The minutes from this month’s central bank meeting, during which the decision to raise the target rate for the first time since June was made, are set to be published on November 21. This marked the initial hike under the leadership of Governor Bullock. Despite the recent increase, the swaps and futures market still factors in the possibility of another hike. The preliminary November Purchasing Managers’ Index (PMI) will shed light on whether October’s decline in the composite, reaching a new low for the year at 47.6, is merely noise or a significant signal. Two other notable developments include the increasing unlikelihood of Australia finalizing free-trade agreements with either the UK or the eurozone until well into next year. Additionally, the center-left government has announced the cancellation of over 50 rail and road infrastructure projects due to cost overruns and concerns about significant infrastructure spending exacerbating inflationary pressures. The government may introduce new funding for infrastructure in its upcoming mid-year economic review, along with a proposed 50/50 split with state governments.
The Australian dollar had a strong week, gaining over 2.4% against the US dollar to reach its highest level in three months. This marks the third consecutive week with a net change of 2% or more, a feat not achieved since August-September 2021. The Aussie peaked around $0.6540 last week and has since spent the last two sessions consolidating, finding support near $0.6450. While momentum indicators are on the rise, there is a risk of them becoming stretched.
The week ahead holds three key highlights for Canada. First on November 21 is the October Consumer Price Index (CPI). The base effect indicates the headline rate may ease back toward 3.3%. After bottoming at 2.8% in June, it rebounded to 4.0% in August before slipping to 3.8% in September.

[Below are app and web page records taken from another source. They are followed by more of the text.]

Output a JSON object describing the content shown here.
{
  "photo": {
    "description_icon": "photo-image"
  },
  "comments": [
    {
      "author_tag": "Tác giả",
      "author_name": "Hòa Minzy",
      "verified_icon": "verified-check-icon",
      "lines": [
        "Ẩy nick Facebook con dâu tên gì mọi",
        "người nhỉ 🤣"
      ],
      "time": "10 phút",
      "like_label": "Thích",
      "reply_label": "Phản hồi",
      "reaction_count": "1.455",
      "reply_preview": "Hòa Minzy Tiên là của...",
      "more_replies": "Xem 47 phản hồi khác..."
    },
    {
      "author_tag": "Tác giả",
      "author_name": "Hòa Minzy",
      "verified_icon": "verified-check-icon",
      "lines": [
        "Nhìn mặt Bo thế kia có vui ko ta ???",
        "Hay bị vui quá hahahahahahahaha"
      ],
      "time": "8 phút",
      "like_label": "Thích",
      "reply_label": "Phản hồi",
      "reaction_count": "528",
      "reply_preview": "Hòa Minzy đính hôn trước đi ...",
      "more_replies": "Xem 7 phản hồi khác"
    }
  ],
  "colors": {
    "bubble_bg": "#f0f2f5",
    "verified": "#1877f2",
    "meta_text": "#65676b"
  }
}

Canada’s Q3 CPI rose at an annualized rate of about 3.6%, following 4.8% in Q2 and 5.2% in Q1. The Bank of Canada emphasizes the underlying trimmed and median core rates, expressing concern about the lack of progress. The trimmed mean has been fluctuating between 3.6% and 3.9%, while the median core rate has been 3.8%-4.1%. Secondly, a few hours later, the Canadian government will present its fall economic update. While not necessarily market-sensitive, the Bank of Canada recently suggested that fiscal policies at both the federal and provincial levels may be contributing to inflation challenges. Third, at the week’s end, Canada reports September retail sales. Consumption slowed sharply in Q3, rising only 0.2% (seasonally adjusted annual rate) after a robust 4.7% in Q2. August’s 0.1% decline in retail sales likely overstated the case, and a small gain is expected.
The Canadian dollar showed relative weakness among the G10 currencies last week, gaining around 0.6%. In a soft US dollar environment, the Canadian dollar tends to lag, yet there are signs that the greenback may be forming a topping pattern against the Canadian dollar. To validate this hypothesis, the US dollar needs to stay below the CAD1.38 area. Momentum indicators are trending lower, with the five-day moving average (~CAD1.3730) below the 20-day moving average (CAD1.3770). Ideally, it should close below CAD1.3675 by the end of the upcoming week.